An exact copy of the listing below is the answer, with the pictures removed.

==== Data for processing

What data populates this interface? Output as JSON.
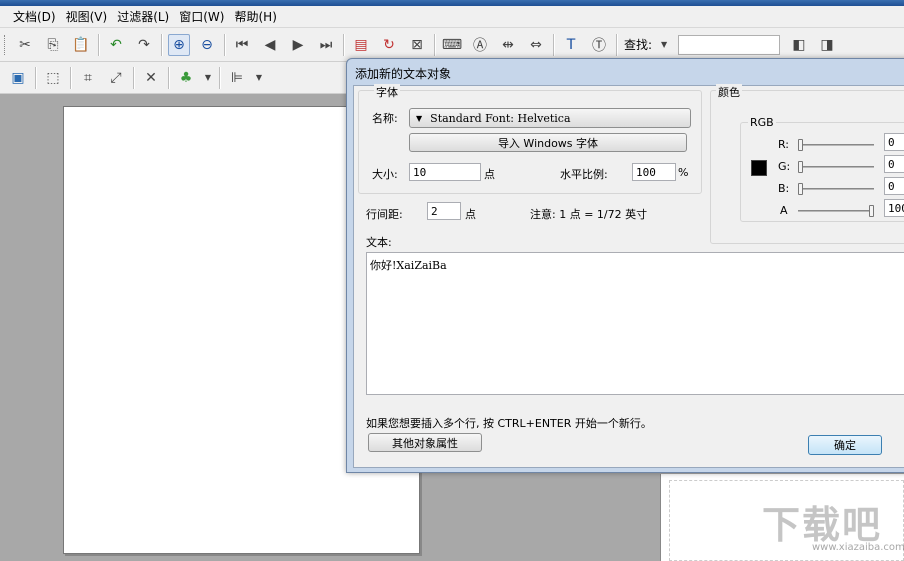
{
  "menubar": {
    "items": [
      "文档(D)",
      "视图(V)",
      "过滤器(L)",
      "窗口(W)",
      "帮助(H)"
    ]
  },
  "toolbar": {
    "find_label": "查找:",
    "find_value": ""
  },
  "dialog": {
    "title": "添加新的文本对象",
    "font_group": {
      "label": "字体",
      "name_label": "名称:",
      "font_name": "Standard Font: Helvetica",
      "import_button": "导入 Windows 字体",
      "size_label": "大小:",
      "size_value": "10",
      "size_unit": "点",
      "hscale_label": "水平比例:",
      "hscale_value": "100",
      "hscale_unit": "%"
    },
    "line_spacing_label": "行间距:",
    "line_spacing_value": "2",
    "line_spacing_unit": "点",
    "note": "注意: 1 点 = 1/72 英寸",
    "color_group": {
      "label": "颜色",
      "rgb_label": "RGB",
      "swatch_color": "#000000",
      "channels": [
        {
          "label": "R:",
          "value": "0",
          "level": 0
        },
        {
          "label": "G:",
          "value": "0",
          "level": 0
        },
        {
          "label": "B:",
          "value": "0",
          "level": 0
        },
        {
          "label": "A",
          "value": "100",
          "level": 1
        }
      ]
    },
    "text_label": "文本:",
    "text_value": "你好!XaiZaiBa",
    "hint": "如果您想要插入多个行, 按 CTRL+ENTER 开始一个新行。",
    "other_props_button": "其他对象属性",
    "ok_button": "确定"
  },
  "watermark": {
    "logo": "下载吧",
    "url": "www.xiazaiba.com"
  }
}
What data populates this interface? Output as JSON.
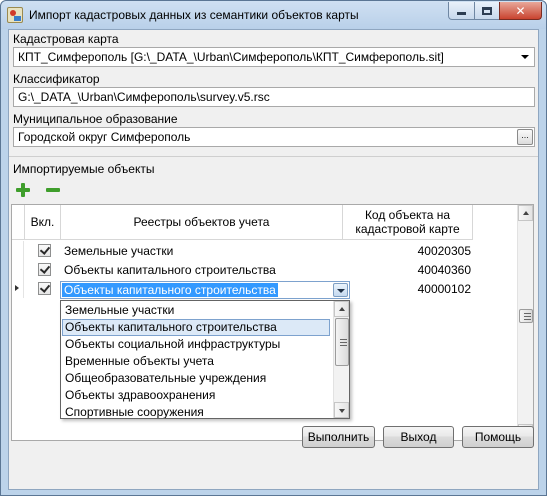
{
  "window": {
    "title": "Импорт кадастровых данных из семантики объектов карты",
    "close_glyph": "✕"
  },
  "form": {
    "cadastral_map": {
      "label": "Кадастровая карта",
      "value": "КПТ_Симферополь [G:\\_DATA_\\Urban\\Симферополь\\КПТ_Симферополь.sit]"
    },
    "classifier": {
      "label": "Классификатор",
      "value": "G:\\_DATA_\\Urban\\Симферополь\\survey.v5.rsc"
    },
    "municipality": {
      "label": "Муниципальное образование",
      "value": "Городской округ Симферополь",
      "browse_glyph": "..."
    },
    "imported_objects_label": "Импортируемые объекты"
  },
  "table": {
    "columns": [
      "Вкл.",
      "Реестры объектов учета",
      "Код объекта на кадастровой карте"
    ],
    "rows": [
      {
        "enabled": true,
        "registry": "Земельные участки",
        "code": "40020305"
      },
      {
        "enabled": true,
        "registry": "Объекты капитального строительства",
        "code": "40040360"
      },
      {
        "enabled": true,
        "registry": "Объекты капитального строительства",
        "code": "40000102"
      }
    ]
  },
  "dropdown": {
    "selected": "Объекты капитального строительства",
    "options": [
      "Земельные участки",
      "Объекты капитального строительства",
      "Объекты социальной инфраструктуры",
      "Временные объекты учета",
      "Общеобразовательные учреждения",
      "Объекты здравоохранения",
      "Спортивные сооружения"
    ]
  },
  "buttons": {
    "execute": "Выполнить",
    "exit": "Выход",
    "help": "Помощь"
  }
}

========

Answer area
What data populates this interface? Output as JSON.
{
  "menubar": {
    "items": [
      "文档(D)",
      "视图(V)",
      "过滤器(L)",
      "窗口(W)",
      "帮助(H)"
    ]
  },
  "toolbar": {
    "find_label": "查找:",
    "find_value": ""
  },
  "dialog": {
    "title": "添加新的文本对象",
    "font_group": {
      "label": "字体",
      "name_label": "名称:",
      "font_name": "Standard Font: Helvetica",
      "import_button": "导入 Windows 字体",
      "size_label": "大小:",
      "size_value": "10",
      "size_unit": "点",
      "hscale_label": "水平比例:",
      "hscale_value": "100",
      "hscale_unit": "%"
    },
    "line_spacing_label": "行间距:",
    "line_spacing_value": "2",
    "line_spacing_unit": "点",
    "note": "注意: 1 点 = 1/72 英寸",
    "color_group": {
      "label": "颜色",
      "rgb_label": "RGB",
      "swatch_color": "#000000",
      "channels": [
        {
          "label": "R:",
          "value": "0",
          "level": 0
        },
        {
          "label": "G:",
          "value": "0",
          "level": 0
        },
        {
          "label": "B:",
          "value": "0",
          "level": 0
        },
        {
          "label": "A",
          "value": "100",
          "level": 1
        }
      ]
    },
    "text_label": "文本:",
    "text_value": "你好!XaiZaiBa",
    "hint": "如果您想要插入多个行, 按 CTRL+ENTER 开始一个新行。",
    "other_props_button": "其他对象属性",
    "ok_button": "确定"
  },
  "watermark": {
    "logo": "下载吧",
    "url": "www.xiazaiba.com"
  }
}
What data populates this interface? Output as JSON.
{
  "window": {
    "title": "Импорт кадастровых данных из семантики объектов карты",
    "close_glyph": "✕"
  },
  "form": {
    "cadastral_map": {
      "label": "Кадастровая карта",
      "value": "КПТ_Симферополь [G:\\_DATA_\\Urban\\Симферополь\\КПТ_Симферополь.sit]"
    },
    "classifier": {
      "label": "Классификатор",
      "value": "G:\\_DATA_\\Urban\\Симферополь\\survey.v5.rsc"
    },
    "municipality": {
      "label": "Муниципальное образование",
      "value": "Городской округ Симферополь",
      "browse_glyph": "..."
    },
    "imported_objects_label": "Импортируемые объекты"
  },
  "table": {
    "columns": [
      "Вкл.",
      "Реестры объектов учета",
      "Код объекта на кадастровой карте"
    ],
    "rows": [
      {
        "enabled": true,
        "registry": "Земельные участки",
        "code": "40020305"
      },
      {
        "enabled": true,
        "registry": "Объекты капитального строительства",
        "code": "40040360"
      },
      {
        "enabled": true,
        "registry": "Объекты капитального строительства",
        "code": "40000102"
      }
    ]
  },
  "dropdown": {
    "selected": "Объекты капитального строительства",
    "options": [
      "Земельные участки",
      "Объекты капитального строительства",
      "Объекты социальной инфраструктуры",
      "Временные объекты учета",
      "Общеобразовательные учреждения",
      "Объекты здравоохранения",
      "Спортивные сооружения"
    ]
  },
  "buttons": {
    "execute": "Выполнить",
    "exit": "Выход",
    "help": "Помощь"
  }
}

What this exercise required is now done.